Tuesday, August 19, 2008

Passing the Torch

Olympic fever has invaded our home. Grace & I have been diligently watching the games, rejoicing in the victories of Team USA & enjoying the best of us compete in Beijing. It was really cool to watch the women's marathon as the runners passed familiar landmarks from my missions trip to China in 2002. You know what they say - "God sure loves the Chinese people. That's why He made so many of them." :o)

Up until June of this year, Grace was determined to be a choo-choo girl (Gracie-speak for engineer who makes sure kids don't pick the flowers by the train in Dollywood). In June, we celebrated the graduation of one of Gracie's sitters who has a sister in gymnastics. Mandi was teaching the kids all sorts of tumbling moves. Since then, Grace has declared a new professional goal: "I want to be a 'gymnastic' when I grow up." Ok, fine. Well, NOW the girl knows she is born to be a gymnastic after watching & cheering Team USA gymnasts, both men & women.

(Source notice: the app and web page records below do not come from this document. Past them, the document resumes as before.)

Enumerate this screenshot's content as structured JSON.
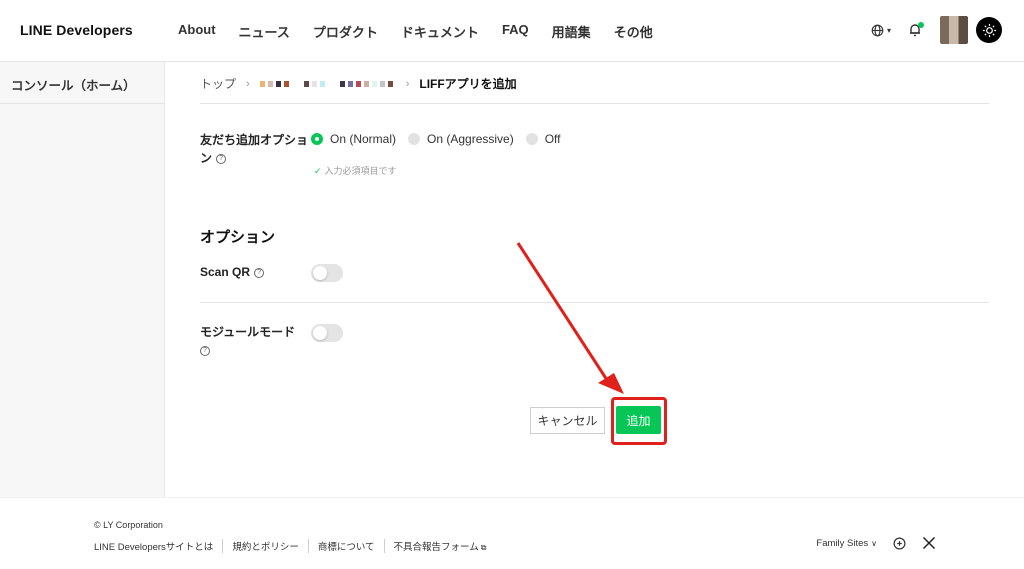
{
  "header": {
    "logo": "LINE Developers",
    "nav": [
      "About",
      "ニュース",
      "プロダクト",
      "ドキュメント",
      "FAQ",
      "用語集",
      "その他"
    ]
  },
  "sidebar": {
    "items": [
      {
        "label": "コンソール（ホーム）"
      }
    ]
  },
  "breadcrumb": {
    "root": "トップ",
    "current": "LIFFアプリを追加"
  },
  "friend_option": {
    "label_line1": "友だち追加オプショ",
    "label_line2": "ン",
    "options": [
      "On (Normal)",
      "On (Aggressive)",
      "Off"
    ],
    "selected": "On (Normal)",
    "required_note": "入力必須項目です"
  },
  "options_section": {
    "title": "オプション",
    "scan_qr": {
      "label": "Scan QR",
      "enabled": false
    },
    "module_mode": {
      "label": "モジュールモード",
      "enabled": false
    }
  },
  "actions": {
    "cancel": "キャンセル",
    "add": "追加"
  },
  "footer": {
    "copyright": "© LY Corporation",
    "links": [
      "LINE Developersサイトとは",
      "規約とポリシー",
      "商標について",
      "不具合報告フォーム"
    ],
    "family_sites": "Family Sites"
  },
  "colors": {
    "accent": "#06c755",
    "annotation": "#e0201a"
  }
}
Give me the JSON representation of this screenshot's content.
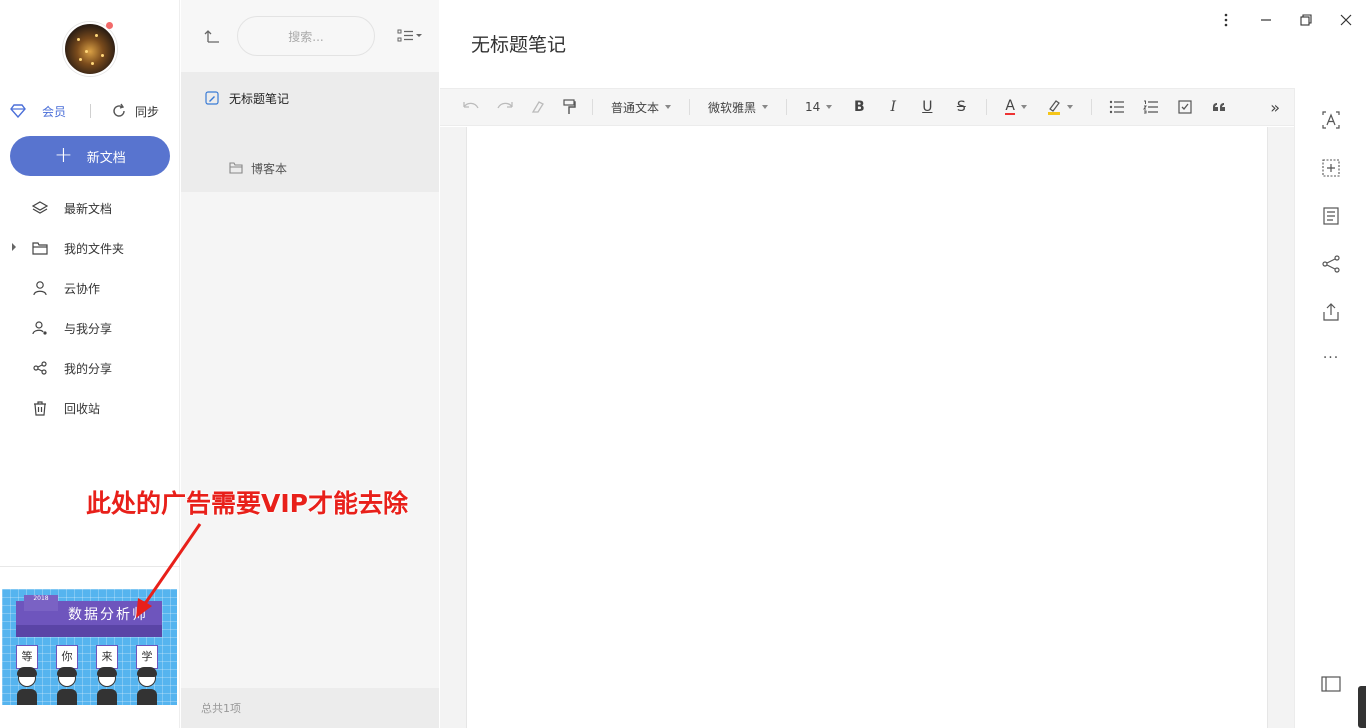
{
  "sidebar": {
    "vip_label": "会员",
    "sync_label": "同步",
    "new_doc_label": "新文档",
    "items": [
      {
        "label": "最新文档",
        "icon": "layers-icon"
      },
      {
        "label": "我的文件夹",
        "icon": "folder-icon",
        "expandable": true
      },
      {
        "label": "云协作",
        "icon": "user-icon"
      },
      {
        "label": "与我分享",
        "icon": "user-share-icon"
      },
      {
        "label": "我的分享",
        "icon": "share-icon"
      },
      {
        "label": "回收站",
        "icon": "trash-icon"
      }
    ],
    "ad": {
      "year": "2018",
      "headline": "数据分析师",
      "cards": [
        "等",
        "你",
        "来",
        "学"
      ]
    }
  },
  "list": {
    "search_placeholder": "搜索...",
    "items": [
      {
        "label": "无标题笔记",
        "icon": "note-icon"
      },
      {
        "label": "博客本",
        "icon": "notebook-icon"
      }
    ],
    "footer": "总共1项"
  },
  "editor": {
    "title": "无标题笔记",
    "toolbar": {
      "paragraph_style": "普通文本",
      "font_family": "微软雅黑",
      "font_size": "14",
      "bold": "B",
      "italic": "I",
      "underline": "U",
      "strike": "S",
      "font_color": "A",
      "more": "»"
    },
    "rail_more": "···"
  },
  "annotation": {
    "text": "此处的广告需要VIP才能去除"
  },
  "colors": {
    "accent": "#5874cf",
    "vip": "#4b6fd8",
    "annotation": "#e8201a",
    "ad_bg": "#55b4ef",
    "ad_banner": "#6e55bd"
  }
}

We watched gynastics & diving along with track & field tonight, admiring the best of us in their respective sports. Zoom zoom. Grace is quite the cheerleader & comes by it honestly. I have been fascinated by the Olympics as long as I can remember. I think my first recollection were the games in Munich 1972 with the likes of unstoppable Mark Spitz who swept 7 gold medals & broke 7 world records in swimming. We've heard his name again recently as the world watched Michael Phelps assume the podium as the perhaps the new greatest Olympian in history with his 8 gold medals. Also a recognizable name from those games is Olga Korbut, gymnast from the USSR.

While I don't have any specific memories of Black September, the Olympic history pages read this way: The 11 days of these Games were perhaps the greatest Olympic festival ever. However, on the morning of 5 September, the Games were interrupted when eight Arab terrorists, representing the militant group "Black September" entered the Olympic Village, took hostage and then killed 11 members of the Israeli Olympic team- all this only 20km from Dachau... The Olympic Games were suspended for 34 hours and a mass was held in the main stadium to commemorate the victims. The flags of all the countries were flown at half-mast. But the Games continued at the insistence of the IOC President Avery Brundage, who famously said "The Games must go on !"

And they did. Fast forward to 1996. I had been living in Chicagoland for about 4 years. I read a little blurb in the Daily Southtown about the Olympic torch run through Chicago. Small town USA me was definitely going to catch a glimpse of history as it passed through big city USA. I made my way downtown...not even sure now how I got down there - by car or train maybe. Regardless, I scouted around Grant Park trying to find a good spot to see the torch ceremony. Noticing a gate ajar by a not so official barricade, I walked in like I knew where I was going. Hmmm...just in time to see the torch pass down a row of handlers to the awaiting runner right in front of me. In fact, my pictures weren't that great because I was so close & shaking in my shoes with all the REAL cameras in that PRESS only area. I can almost remember the heat of the flame as the torch was passed. Oh, the places you'll go & things you'll see if you walk confidently.

I can't remember if I was so stoked about going to the Olympics because I'd seen the torch up close & personal or the other way around - I think I was so excited because I was going to the games in Atlanta with friends, Renee & Bob (as in Bob's your uncle). We had a blast at the games with too many stories for this blog entry. But this one thing: if ever separated from your party in a massive - millions massive - amount of people...meet at the car & don't call your friend's mom either to see if she by chance "checked in". Hee, hee! What a time! Wish I could find pictures. No doubt, they are buried in my 1st attempts at scrapbooking.

Then there were the winter games in Salt Lake City. Nae had a baby so she backed out & in comes Randy (as in Randy's your uncle). He joined Bob, myself, & good good friend, Kelly. Whoo hooo! Oh, the stories! Oh, the stories of sleeping arrangements, rituals & then just the not sleeping stories. We had a great time at the games & I actually skied for the 1st time without killing (or really embarrassing) myself. We watched hockey, speed skating - let me say WOW - I had front row seats at the ice dancing competition - thanks to Randy's near fatal fear of heights. Everyone else watched ski jumping or something like that while I spent my day on the floor of the bathroom. oooh, I haven't been sick like that in a long time.

We've all got great pictures from that trip. I've posted one of my favorites - it was handy right there in the frame. :o)

I'm sleepy now. This post has taken a long time as I wandered down memory lane. I haven't even mentioned Athens 2004 yet....Have a good one!


Dutchnic said...

Wow, all my Olympic memories are limited to vegging out on the couch in front of the tv!

Randy Beal said...

That definitely brought back memories. Like the 'thrashing' about in bed, ha!